About Aswan Dam
The Aswan Dam, or more specifically since the 1980s, the Aswan High Dam, is one of the world’s largest embankment dams, which was built across the Nile in Aswan, Egypt, between 1960 and 1970. Its significance largely eclipsed the previous Aswan Low Dam initially completed in 1902 downstream. Based on the success of the Low Dam, then at its maximum utilization, construction of the High Dam became a key objective of the government following the Egyptian Revolution of 1952; with its ability to better control flooding, provide increased water storage for irrigation and generate hydroelectricity, the dam was seen as pivotal to Egypt’s planned industrialization. Like the earlier implementation, the High Dam has had a significant effect on the economy and culture of Egypt.
Before the High Dam , even with the old dam in place, the annual flooding of the Nile during late summer had continued to pass largely unimpeded down the valley from its East African drainage basin. These floods brought high water with natural nutrients and minerals that annually enriched the fertile soil along its floodplain and delta; this predictability had made the Nile valley ideal for farming since ancient times. However, this natural flooding varied, since high-water years could destroy the whole crop, while low-water years could create widespread drought and consequently famine.
Both these events had continued to occur periodically. As Egypt’s population grew and technology increased, both a desire and the ability developed to completely control the flooding, and thus both protect and support farmland and its economically important cotton crop. With the greatly increased reservoi storage provided by the High Aswan Dam. The floods could be controlled and the water could be stored for later release over multiple years.
Construction and filling,
Contrary to many predictions made prior to the Aswan High Dam construction and publications that followed. That the prevalence of schistosomiasis (bilharzia) would increase, it did not. This assumption did not take into account the extent of perennial irrigation that was already present throughout Egypt decades before the high dam closure.

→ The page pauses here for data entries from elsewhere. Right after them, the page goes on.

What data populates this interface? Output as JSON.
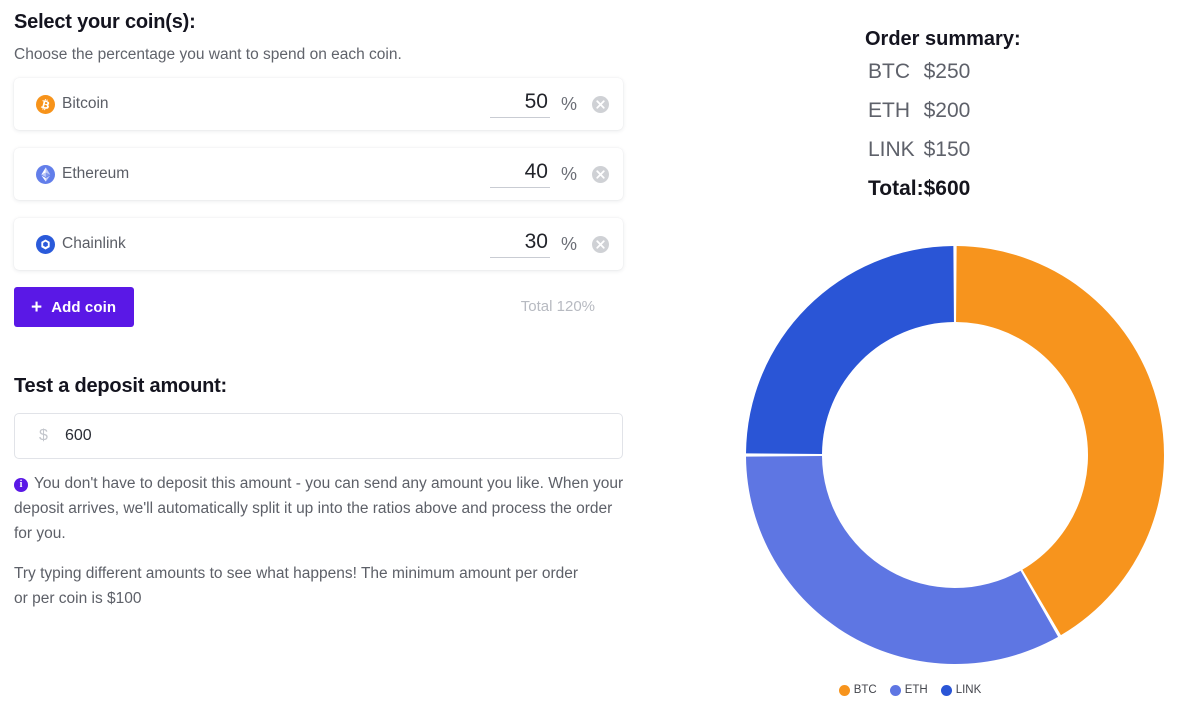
{
  "coins_panel": {
    "title": "Select your coin(s):",
    "subtitle": "Choose the percentage you want to spend on each coin.",
    "percent_sign": "%",
    "coins": [
      {
        "name": "Bitcoin",
        "symbol": "BTC",
        "percent": "50",
        "icon": "bitcoin-icon",
        "color": "#F7941D"
      },
      {
        "name": "Ethereum",
        "symbol": "ETH",
        "percent": "40",
        "icon": "ethereum-icon",
        "color": "#627EEA"
      },
      {
        "name": "Chainlink",
        "symbol": "LINK",
        "percent": "30",
        "icon": "chainlink-icon",
        "color": "#2A5ADA"
      }
    ],
    "add_coin_label": "Add coin",
    "add_coin_plus": "+",
    "total_label": "Total 120%"
  },
  "deposit_panel": {
    "title": "Test a deposit amount:",
    "currency_prefix": "$",
    "amount": "600",
    "placeholder": "0",
    "info_icon": "i",
    "info_text": "You don't have to deposit this amount - you can send any amount you like. When your deposit arrives, we'll automatically split it up into the ratios above and process the order for you.",
    "hint_text": "Try typing different amounts to see what happens! The minimum amount per order or per coin is $100"
  },
  "order_summary": {
    "title": "Order summary:",
    "rows": [
      {
        "label": "BTC",
        "value": "$250"
      },
      {
        "label": "ETH",
        "value": "$200"
      },
      {
        "label": "LINK",
        "value": "$150"
      }
    ],
    "total_label": "Total:",
    "total_value": "$600"
  },
  "chart_data": {
    "type": "pie",
    "title": "",
    "variant": "donut",
    "categories": [
      "BTC",
      "ETH",
      "LINK"
    ],
    "values": [
      250,
      200,
      150
    ],
    "total": 600,
    "percentages": [
      41.67,
      33.33,
      25.0
    ],
    "colors": [
      "#F7941D",
      "#5E76E3",
      "#2A55D6"
    ],
    "legend": [
      "BTC",
      "ETH",
      "LINK"
    ],
    "legend_position": "bottom",
    "start_angle_deg": 0,
    "direction": "clockwise",
    "inner_radius": 133,
    "outer_radius": 209,
    "grid": false
  },
  "theme": {
    "accent_purple": "#5A18E6",
    "text_dark": "#14141F",
    "text_muted": "#5D6068",
    "text_light": "#B7BAC1",
    "border": "#E1E3E8"
  }
}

By the 1950s only a small proportion of Upper Egypt had not been converted from basin to perennial irrigation. Expansion of perennial irrigation systems in Egypt did not depend on the high dam. In fact, within 15 years of the high dam closure. There was solid evidence that bilharzia was declining in Upper Egypt. S. haematobium has since disappeared altogether.
Suggested reasons for this include improvements in irrigation practice. In the Nile Delta, schistosomiasis had been highly endemic. With prevalence in the villages 50% or higher for almost a century before. This was a consequence of the conversion of the Delta to perennial irrigation to grow long staple cotton by British. This has changed. Large-scale treatment programmes in the 1990s. Using single-dose oral medication contributed greatly to reducing the prevalence and severity of S. mansoni in the Delta.